Why Trade Unions Oppose Basic Income
In most OECD countries trade unions remain key players in the field of welfare state reform. And yet, surprisingly little attention has been paid by proponents of a universal basic income (BI) to the very position of workers unions on the radical reform that they are advocating. This paper tackles this issue in three complementary ways. First, it offers a brief overview of the (scarce) literature on basic income and trade unions. Second, it focuses on plausible arguments that could be used by trade unions to oppose or, alternatively, support a basic income. Finally, empirical information collected in Belgium, Canada, and the Netherlands is used to test the robustness of the theoretical assumptions. These investigations demonstrate that trade unions are far from being natural allies of BI advocates within developed welfare states. As evidenced by the Belgian case, they can even constitute a significant obstacle to the political progression of the idea.
If you experience problems downloading a file, check if you have the proper application to view it first. In case of further problems read the IDEAS help page. Note that these files are not on the IDEAS site. Please be patient as the files may be large.
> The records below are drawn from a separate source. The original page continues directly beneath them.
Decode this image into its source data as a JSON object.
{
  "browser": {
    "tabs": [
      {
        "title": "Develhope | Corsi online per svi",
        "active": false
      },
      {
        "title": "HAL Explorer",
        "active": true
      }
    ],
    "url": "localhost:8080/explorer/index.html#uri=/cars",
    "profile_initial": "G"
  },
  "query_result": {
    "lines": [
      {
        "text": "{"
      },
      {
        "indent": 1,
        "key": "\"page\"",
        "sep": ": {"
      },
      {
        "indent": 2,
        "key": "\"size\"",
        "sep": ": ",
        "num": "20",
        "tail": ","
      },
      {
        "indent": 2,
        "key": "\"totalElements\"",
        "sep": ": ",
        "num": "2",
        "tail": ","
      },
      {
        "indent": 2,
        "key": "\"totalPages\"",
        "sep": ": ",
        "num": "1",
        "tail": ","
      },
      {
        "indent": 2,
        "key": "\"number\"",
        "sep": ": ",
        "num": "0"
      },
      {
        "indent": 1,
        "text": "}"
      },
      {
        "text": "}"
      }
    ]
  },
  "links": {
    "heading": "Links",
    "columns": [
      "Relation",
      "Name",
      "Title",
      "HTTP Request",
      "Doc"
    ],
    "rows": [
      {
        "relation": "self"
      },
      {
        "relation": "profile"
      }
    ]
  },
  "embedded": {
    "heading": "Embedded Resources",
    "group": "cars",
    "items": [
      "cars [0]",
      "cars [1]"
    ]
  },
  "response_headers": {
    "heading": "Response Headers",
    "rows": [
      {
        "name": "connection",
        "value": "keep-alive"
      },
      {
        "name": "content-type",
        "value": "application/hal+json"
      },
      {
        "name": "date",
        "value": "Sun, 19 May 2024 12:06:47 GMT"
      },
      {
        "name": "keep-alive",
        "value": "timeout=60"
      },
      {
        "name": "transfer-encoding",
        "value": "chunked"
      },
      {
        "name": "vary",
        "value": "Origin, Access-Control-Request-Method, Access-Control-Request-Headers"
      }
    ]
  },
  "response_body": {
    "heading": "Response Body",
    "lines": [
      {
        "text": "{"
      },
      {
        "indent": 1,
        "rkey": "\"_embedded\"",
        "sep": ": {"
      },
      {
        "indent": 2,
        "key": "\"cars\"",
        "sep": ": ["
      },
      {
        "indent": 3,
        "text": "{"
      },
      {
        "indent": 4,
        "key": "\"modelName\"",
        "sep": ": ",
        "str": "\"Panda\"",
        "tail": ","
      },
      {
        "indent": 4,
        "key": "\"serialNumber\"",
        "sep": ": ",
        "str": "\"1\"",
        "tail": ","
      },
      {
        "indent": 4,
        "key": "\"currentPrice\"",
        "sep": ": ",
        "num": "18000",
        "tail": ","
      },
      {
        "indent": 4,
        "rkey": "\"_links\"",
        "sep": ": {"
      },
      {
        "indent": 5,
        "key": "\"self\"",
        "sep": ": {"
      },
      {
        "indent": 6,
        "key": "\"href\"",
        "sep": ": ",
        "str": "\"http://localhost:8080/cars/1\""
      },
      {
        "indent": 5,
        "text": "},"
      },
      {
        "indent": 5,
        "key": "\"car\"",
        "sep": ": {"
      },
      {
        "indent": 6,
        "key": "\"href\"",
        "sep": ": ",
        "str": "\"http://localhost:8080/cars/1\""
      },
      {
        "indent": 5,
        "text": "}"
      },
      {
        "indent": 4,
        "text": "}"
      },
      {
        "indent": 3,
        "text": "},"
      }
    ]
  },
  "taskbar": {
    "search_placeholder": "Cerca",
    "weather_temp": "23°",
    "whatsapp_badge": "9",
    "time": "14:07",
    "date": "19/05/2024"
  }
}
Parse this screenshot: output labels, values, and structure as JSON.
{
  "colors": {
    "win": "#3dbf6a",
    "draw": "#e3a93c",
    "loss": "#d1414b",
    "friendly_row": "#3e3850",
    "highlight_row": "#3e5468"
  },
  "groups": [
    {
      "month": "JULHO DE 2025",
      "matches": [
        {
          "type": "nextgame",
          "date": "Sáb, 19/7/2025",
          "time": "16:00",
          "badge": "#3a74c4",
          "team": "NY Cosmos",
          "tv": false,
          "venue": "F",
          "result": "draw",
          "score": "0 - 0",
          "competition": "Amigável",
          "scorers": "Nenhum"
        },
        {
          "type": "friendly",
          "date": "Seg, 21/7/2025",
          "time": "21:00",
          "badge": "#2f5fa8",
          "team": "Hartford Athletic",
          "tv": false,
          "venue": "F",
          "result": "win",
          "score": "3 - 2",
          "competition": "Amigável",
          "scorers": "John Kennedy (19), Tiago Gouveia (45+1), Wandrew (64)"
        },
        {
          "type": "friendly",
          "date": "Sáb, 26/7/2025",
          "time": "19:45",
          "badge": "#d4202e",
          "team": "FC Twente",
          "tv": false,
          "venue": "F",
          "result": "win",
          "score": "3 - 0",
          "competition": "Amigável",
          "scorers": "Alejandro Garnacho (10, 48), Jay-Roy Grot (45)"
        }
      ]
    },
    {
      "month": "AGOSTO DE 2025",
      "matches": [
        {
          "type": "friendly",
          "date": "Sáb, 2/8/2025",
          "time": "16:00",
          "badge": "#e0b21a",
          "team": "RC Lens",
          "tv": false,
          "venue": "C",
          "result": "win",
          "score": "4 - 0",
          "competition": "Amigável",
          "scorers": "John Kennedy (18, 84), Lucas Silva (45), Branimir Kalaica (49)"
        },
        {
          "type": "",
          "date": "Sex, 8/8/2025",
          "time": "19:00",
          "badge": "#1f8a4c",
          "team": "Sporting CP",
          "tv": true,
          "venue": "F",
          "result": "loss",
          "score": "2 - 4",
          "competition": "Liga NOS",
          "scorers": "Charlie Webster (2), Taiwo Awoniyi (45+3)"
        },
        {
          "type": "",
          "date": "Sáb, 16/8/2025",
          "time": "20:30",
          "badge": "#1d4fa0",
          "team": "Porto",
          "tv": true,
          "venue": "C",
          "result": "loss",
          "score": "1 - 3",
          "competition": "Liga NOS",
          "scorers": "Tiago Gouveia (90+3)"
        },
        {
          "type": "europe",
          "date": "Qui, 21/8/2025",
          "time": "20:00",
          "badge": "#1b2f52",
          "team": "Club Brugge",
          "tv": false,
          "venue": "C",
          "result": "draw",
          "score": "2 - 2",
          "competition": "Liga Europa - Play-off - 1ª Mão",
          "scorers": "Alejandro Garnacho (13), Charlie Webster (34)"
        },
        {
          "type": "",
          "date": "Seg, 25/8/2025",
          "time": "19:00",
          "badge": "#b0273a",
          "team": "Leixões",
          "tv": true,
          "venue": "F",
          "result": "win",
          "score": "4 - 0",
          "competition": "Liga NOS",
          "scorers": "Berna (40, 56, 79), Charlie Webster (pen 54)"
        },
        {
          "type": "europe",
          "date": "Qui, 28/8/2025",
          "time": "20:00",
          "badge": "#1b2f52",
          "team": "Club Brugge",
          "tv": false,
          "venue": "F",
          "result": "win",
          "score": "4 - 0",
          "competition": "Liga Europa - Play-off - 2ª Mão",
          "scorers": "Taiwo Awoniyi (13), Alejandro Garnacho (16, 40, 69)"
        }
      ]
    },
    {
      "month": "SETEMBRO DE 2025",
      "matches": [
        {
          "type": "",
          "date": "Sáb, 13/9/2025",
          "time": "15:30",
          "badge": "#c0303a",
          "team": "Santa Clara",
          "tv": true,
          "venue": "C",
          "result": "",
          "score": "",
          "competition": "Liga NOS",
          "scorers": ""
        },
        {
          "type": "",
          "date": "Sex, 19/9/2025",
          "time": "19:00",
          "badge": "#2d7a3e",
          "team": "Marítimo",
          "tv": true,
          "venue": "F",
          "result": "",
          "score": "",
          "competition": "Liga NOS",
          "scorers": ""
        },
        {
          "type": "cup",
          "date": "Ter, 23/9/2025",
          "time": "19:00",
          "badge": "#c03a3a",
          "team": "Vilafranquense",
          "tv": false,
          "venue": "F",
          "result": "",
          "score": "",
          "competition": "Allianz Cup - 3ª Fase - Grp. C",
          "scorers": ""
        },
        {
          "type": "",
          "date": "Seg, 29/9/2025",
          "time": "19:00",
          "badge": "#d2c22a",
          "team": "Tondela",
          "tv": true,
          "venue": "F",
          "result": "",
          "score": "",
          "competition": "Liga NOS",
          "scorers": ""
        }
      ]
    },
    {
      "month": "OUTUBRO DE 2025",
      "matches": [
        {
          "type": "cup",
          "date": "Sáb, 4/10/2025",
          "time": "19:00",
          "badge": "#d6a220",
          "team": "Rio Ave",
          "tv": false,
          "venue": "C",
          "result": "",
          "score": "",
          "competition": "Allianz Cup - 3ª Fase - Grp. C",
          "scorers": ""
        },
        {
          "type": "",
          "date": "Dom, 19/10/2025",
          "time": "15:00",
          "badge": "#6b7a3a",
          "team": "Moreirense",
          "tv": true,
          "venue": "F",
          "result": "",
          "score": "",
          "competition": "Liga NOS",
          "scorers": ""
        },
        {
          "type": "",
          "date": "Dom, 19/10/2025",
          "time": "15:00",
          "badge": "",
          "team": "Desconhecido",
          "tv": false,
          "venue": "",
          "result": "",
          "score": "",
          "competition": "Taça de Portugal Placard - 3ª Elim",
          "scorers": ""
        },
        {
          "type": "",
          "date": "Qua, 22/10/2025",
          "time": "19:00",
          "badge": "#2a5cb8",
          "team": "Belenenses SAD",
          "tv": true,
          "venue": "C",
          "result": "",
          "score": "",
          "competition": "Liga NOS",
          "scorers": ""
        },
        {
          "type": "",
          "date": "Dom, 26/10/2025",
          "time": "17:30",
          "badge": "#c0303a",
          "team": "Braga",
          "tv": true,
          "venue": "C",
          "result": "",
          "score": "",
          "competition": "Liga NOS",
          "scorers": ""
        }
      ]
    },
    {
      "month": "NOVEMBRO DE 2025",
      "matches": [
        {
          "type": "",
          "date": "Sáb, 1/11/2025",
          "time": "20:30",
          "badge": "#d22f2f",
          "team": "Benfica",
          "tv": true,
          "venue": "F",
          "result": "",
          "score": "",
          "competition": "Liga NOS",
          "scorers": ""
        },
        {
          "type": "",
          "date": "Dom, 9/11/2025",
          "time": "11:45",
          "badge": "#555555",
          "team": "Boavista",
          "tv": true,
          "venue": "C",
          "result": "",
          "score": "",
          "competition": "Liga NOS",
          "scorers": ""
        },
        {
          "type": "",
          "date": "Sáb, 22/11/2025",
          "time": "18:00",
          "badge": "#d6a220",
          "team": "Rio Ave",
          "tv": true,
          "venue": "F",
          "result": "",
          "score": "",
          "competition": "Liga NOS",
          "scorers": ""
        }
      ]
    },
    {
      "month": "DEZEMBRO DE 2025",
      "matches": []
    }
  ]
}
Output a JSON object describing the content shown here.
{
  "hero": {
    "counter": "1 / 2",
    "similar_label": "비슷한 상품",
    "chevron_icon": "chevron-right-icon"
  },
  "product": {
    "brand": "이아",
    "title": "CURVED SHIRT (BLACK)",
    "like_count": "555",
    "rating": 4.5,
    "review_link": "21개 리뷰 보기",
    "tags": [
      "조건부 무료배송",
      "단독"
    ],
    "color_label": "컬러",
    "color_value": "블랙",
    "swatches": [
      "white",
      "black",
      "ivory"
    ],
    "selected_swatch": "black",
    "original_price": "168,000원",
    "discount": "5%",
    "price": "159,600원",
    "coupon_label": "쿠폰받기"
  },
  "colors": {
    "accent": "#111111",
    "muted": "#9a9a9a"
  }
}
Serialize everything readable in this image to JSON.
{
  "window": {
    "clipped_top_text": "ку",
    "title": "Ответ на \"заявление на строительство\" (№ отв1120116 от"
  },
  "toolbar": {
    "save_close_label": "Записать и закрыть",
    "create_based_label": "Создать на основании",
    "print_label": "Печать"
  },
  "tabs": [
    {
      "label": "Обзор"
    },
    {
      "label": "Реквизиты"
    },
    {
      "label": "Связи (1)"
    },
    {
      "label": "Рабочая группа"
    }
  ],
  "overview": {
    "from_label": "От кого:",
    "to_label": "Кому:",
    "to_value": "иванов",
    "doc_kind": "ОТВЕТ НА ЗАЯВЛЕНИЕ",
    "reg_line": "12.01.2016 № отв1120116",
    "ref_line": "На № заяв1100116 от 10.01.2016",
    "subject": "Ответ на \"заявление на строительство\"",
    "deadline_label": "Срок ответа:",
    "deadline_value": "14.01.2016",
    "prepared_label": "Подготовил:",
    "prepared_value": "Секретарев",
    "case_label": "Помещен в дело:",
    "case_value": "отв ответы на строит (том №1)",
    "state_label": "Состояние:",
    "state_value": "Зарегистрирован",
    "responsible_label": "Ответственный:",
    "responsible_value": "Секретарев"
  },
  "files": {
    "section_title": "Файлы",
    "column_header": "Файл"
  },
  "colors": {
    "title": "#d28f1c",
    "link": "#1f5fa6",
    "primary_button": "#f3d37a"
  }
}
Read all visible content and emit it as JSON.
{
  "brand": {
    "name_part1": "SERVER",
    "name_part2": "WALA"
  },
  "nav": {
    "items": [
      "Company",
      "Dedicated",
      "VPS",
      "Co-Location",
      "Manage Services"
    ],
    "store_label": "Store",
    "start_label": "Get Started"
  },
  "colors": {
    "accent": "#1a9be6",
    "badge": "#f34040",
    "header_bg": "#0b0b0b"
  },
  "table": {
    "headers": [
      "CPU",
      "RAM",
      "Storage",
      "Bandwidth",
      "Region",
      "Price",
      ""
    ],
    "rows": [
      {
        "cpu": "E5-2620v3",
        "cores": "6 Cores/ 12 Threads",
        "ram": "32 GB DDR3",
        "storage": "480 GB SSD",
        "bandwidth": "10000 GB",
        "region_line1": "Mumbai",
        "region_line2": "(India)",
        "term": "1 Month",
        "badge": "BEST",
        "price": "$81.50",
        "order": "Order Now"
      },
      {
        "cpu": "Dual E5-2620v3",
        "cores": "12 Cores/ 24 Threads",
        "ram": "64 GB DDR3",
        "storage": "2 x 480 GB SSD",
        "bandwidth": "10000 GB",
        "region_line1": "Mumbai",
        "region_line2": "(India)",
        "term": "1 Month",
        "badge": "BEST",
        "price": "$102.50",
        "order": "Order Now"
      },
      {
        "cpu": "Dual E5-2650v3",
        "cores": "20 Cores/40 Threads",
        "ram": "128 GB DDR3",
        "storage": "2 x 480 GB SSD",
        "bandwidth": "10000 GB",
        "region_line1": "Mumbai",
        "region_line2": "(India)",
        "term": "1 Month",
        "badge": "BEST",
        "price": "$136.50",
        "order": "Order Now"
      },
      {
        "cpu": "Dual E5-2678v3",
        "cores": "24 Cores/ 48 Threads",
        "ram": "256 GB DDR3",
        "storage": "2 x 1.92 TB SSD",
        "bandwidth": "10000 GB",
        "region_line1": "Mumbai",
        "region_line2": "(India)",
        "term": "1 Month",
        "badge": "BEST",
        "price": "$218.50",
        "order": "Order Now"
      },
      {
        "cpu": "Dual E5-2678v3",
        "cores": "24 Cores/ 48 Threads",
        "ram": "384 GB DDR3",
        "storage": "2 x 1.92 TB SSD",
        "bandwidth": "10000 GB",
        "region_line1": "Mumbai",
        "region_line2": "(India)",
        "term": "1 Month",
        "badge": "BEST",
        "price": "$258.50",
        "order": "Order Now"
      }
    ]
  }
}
As the access to this document is restricted, you may want to look for a different version under "Related research" (further below) or search for a different version of it.